The Asian School of Nuclear Medicine (ASNM), which is an educational arm of ARCCNM, was founded in 2003. Dr. F.X. Sundram (Singapore) was elected as the first dean of ASNM, and was succeded by Dr. T.O.L. SanLuis (Philippines) in 2007. ASNM aims to facilitate the spread of knowledge in nuclear medicine from the more-developed countries to the less-developed ARCCNM member states. The School aims to do this by fostering education in nuclear medicine in the Asian countries, promoting training of nuclear medicine physicians, technologists, radiopharmacists, medical physicists and other allied professionals, in cooperation with government agencies, universities, national societies and industry partners, assisting in national and regional training courses, awarding continuing professional education (CPE) points and providing regional experts for advanced educational programs, standardizing nuclear medicine education and training throughout ARCCNM member states and working toward awarding diplomas or degrees/continuing education (CE) units in association with recognized universities/hospitals by distance learning, practical attachments and other scholarly activities. From its establishment, ASNM has been actively involved in several teaching courses and activities. It has initiated some national training programs in nuclear medicine and has spearheaded educational sessions in various regional and national congresses. Furthermore, ASNM has initiated the survey of training programs in member states, which will be critical in the development of a template for a standardized program for nuclear medicine for the region. Data collection on human resources (MD, PhD, Tech, etc.), equipment and instrumentation, procedures and training formats is likewise part of the effort to come up with a standardized training program. [4] ASNM actively joins the training programs of the International Atomic Energy Agency (IAEA) in Asia.
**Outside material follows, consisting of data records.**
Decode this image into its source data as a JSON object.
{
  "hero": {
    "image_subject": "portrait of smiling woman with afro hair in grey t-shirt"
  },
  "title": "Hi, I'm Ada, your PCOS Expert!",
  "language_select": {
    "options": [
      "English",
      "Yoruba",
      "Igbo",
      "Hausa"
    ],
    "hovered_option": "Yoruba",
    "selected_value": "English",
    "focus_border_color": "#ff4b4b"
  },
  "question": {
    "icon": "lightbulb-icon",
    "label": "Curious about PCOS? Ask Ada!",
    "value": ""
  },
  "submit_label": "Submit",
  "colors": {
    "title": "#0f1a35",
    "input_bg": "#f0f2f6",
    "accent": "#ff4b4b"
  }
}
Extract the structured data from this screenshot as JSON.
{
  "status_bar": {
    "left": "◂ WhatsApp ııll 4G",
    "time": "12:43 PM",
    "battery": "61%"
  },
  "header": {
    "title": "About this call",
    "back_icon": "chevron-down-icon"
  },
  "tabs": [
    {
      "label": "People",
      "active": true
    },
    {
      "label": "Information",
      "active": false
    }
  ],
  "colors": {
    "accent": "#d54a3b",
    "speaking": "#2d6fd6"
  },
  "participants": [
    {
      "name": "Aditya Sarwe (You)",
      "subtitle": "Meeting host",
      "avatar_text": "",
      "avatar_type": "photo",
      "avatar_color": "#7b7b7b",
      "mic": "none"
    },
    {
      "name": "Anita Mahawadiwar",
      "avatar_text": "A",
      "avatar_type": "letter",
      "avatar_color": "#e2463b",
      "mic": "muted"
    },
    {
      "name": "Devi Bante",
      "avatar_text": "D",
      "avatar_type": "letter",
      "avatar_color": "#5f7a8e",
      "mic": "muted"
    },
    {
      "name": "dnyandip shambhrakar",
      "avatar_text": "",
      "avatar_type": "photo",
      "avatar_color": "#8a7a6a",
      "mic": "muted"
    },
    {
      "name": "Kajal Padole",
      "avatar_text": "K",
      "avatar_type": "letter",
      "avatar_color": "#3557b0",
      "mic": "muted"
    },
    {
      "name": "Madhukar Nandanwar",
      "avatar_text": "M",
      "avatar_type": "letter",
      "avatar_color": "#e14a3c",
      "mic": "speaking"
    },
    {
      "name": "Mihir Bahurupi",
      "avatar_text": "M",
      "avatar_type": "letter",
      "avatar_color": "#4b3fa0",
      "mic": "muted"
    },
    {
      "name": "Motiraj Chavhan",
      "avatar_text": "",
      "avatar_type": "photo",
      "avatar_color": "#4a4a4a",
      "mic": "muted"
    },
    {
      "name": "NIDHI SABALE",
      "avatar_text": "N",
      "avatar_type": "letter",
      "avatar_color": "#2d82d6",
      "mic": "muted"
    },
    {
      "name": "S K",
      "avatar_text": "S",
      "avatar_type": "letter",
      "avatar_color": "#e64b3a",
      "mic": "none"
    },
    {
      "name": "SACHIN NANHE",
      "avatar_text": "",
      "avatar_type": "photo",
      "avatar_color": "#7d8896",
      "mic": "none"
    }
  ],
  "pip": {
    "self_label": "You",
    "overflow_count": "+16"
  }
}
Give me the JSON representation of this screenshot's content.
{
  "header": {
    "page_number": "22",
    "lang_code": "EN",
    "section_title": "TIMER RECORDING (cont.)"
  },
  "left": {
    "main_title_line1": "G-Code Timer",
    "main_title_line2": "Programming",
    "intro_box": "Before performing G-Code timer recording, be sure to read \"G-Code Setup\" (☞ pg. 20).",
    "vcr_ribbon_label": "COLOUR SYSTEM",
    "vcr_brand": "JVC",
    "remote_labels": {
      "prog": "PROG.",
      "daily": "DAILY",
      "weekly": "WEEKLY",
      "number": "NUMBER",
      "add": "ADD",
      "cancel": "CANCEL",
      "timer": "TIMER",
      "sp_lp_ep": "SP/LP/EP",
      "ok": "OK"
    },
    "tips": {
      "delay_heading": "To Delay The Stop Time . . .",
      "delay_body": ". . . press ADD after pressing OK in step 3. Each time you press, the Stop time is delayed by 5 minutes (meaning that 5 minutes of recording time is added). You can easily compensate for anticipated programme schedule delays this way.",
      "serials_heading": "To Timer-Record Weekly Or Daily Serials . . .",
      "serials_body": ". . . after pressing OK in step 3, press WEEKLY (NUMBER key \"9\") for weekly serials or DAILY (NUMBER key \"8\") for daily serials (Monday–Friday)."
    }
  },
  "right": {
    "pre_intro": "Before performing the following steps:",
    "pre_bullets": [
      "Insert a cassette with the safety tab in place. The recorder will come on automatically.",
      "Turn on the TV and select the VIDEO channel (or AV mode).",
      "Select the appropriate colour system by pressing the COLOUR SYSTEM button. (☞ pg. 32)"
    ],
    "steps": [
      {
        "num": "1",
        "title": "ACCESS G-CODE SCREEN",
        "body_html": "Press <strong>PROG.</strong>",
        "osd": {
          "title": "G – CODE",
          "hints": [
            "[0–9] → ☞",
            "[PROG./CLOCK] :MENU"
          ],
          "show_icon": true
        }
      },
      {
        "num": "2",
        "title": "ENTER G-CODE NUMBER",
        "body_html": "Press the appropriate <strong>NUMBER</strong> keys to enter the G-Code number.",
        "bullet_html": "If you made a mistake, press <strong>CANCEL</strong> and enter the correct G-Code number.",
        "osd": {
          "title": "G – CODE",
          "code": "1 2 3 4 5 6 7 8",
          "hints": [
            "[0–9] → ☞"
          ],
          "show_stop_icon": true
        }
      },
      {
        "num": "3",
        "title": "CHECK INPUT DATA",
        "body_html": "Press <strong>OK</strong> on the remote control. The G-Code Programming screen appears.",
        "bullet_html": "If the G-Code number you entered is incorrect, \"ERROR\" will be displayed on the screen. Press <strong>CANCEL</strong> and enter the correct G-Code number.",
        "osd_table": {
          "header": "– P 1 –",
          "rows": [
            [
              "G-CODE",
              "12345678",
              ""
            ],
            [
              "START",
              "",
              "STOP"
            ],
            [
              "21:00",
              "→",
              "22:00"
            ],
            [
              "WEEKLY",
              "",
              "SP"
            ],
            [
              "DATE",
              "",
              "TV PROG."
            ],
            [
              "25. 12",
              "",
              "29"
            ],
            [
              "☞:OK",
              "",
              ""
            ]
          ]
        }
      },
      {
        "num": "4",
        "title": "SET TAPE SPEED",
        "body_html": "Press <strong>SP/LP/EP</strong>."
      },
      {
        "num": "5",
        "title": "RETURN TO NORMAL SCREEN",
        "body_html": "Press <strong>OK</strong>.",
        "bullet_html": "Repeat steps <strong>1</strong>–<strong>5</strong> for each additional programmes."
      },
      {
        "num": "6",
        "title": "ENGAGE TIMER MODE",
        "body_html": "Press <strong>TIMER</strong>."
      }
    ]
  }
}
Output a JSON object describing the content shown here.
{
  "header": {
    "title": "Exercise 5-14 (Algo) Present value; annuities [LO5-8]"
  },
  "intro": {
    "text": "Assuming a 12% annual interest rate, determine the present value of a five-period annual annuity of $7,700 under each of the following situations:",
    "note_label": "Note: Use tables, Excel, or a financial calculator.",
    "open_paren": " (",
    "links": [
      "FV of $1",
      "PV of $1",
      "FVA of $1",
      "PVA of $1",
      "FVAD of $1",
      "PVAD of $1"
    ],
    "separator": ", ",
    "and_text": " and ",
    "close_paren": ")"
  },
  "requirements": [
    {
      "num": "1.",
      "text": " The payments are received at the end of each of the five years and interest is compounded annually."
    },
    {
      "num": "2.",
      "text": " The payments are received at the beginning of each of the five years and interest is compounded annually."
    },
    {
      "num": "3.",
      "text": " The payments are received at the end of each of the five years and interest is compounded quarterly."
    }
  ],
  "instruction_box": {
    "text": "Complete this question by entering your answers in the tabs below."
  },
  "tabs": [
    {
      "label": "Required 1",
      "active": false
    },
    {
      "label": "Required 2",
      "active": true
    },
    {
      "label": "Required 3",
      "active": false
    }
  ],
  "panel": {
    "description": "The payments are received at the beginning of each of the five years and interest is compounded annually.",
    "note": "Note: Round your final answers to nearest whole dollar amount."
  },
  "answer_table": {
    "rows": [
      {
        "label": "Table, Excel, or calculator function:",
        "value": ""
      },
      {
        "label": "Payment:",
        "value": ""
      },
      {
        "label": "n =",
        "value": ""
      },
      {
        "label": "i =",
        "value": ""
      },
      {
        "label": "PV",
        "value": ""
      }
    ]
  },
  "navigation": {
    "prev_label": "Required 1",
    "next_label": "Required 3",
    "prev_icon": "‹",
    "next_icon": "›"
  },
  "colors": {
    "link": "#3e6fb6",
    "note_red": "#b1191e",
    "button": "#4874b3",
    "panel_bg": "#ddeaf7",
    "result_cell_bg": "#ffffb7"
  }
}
Role of govenments in each country is essential for the promotion of nuclear medicine, and it is especially true in developing countries. The importance of active communication between the nuclear medicine community and the government cannot be overemphasized. ARCCNM can support activities of societies of nuclear medicine in Asian countries. International cooperation between Asian governments is gradually increasing, and shall reduce heterogeneity of nuclear medicine practice gradually but concretely.

 
   References Top

1.Available from: http://siteresources.worldbank.org/DATASTATISTICS/Resources/GDP.pdf [Last accessed on 2011 Aug 25] and personal communication.  Back to cited text no. 1
    
2.Chung JK, Lee MC. Asian Regional Cooperative Council for Nuclear Medicine: A model of regional cooperation. J Nucl Med 2005;46:193.  Back to cited text no. 2
    
3.Available from: http://www.arccnm.org/ [Last accessed on 2011 Aug 25].  Back to cited text no. 3
    
4.Available from: http://www.asiannmschool.org/about.html [Last accessed on 2011 Aug 25].  Back to cited text no. 4
    




 

Top
 
 
  Search
 
    Similar in PUBMED
   Search Pubmed for
   Search in Google Scholar for
    Access Statistics
    Email Alert *
    Add to My List *
* Registration required (free)  

 
  In this article
    References

 Article Access Statistics
    Viewed2274    
    Printed244    
    Emailed0    
    PDF Downloaded411    
    Comments [Add]    

Recommend this journal